The full list here
“Back to the Future,” Bjarke Ingles Group and Arup
The coronavirus pandemic has highlighted the importance of public space, especially in a city like New York, where residents lack private backyards and most common spaces are too narrow for proper social distancing. A design contest launched earlier this year looking for ideas on how to improve the overcrowded pedestrian promenade of the Brooklyn Bridge, where thousands of walkers and cyclists fight for space daily. The Van Alen Institute and the New York City Council on Thursday announced the six finalists for the “Reimagining Brooklyn Bridge” design contest, with selected proposals calling for less space for cars and more for people.
See the designs
All photos courtesy of the Belmont Business Improvement District
With indoor dining on hold, the city has committed to expanding the already very successful outdoor dining program it launched in late June when phase two began.
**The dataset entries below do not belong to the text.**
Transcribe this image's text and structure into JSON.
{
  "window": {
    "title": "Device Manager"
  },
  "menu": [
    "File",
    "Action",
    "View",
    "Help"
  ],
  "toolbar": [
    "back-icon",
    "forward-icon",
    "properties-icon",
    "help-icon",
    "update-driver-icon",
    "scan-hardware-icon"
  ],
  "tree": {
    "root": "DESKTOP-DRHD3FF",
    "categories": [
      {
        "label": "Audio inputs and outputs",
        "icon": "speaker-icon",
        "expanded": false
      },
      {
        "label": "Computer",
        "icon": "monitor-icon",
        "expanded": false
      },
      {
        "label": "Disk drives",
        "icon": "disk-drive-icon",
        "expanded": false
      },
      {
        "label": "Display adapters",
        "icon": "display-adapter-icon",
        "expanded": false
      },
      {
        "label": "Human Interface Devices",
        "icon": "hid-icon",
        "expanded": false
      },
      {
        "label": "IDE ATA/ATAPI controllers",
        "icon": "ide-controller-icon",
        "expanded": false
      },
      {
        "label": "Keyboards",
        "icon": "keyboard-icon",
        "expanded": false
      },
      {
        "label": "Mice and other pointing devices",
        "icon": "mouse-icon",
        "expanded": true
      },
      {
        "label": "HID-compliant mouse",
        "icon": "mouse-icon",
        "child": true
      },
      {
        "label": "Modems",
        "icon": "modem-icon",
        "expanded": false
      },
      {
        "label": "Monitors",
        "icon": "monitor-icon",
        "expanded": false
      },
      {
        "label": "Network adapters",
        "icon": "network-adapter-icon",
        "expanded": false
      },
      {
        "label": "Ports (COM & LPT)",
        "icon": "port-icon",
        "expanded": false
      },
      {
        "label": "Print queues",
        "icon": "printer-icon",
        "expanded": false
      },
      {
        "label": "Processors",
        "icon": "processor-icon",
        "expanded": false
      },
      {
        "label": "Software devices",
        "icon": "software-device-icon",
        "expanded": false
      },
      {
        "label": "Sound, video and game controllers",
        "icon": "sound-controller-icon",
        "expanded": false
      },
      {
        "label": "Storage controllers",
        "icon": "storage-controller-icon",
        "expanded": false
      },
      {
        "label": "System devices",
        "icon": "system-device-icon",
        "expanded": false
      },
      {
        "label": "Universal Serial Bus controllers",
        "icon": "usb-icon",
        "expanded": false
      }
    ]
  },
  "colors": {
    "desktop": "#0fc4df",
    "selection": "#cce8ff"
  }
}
With more than 7,000 restaurants participating, the program grew this month to include several open streets across the five boroughs, and in the Bronx, the selected street is Arthur Avenue, the heart of Bronx Little Italy. Starting tonight, from Thursdays to Sundays, Arthur Avenue between East 188th Street and Crescent Avenue is transforming into a European-style al fresco dining setup called Piazza di Belmont, with more than 25 restaurants participating.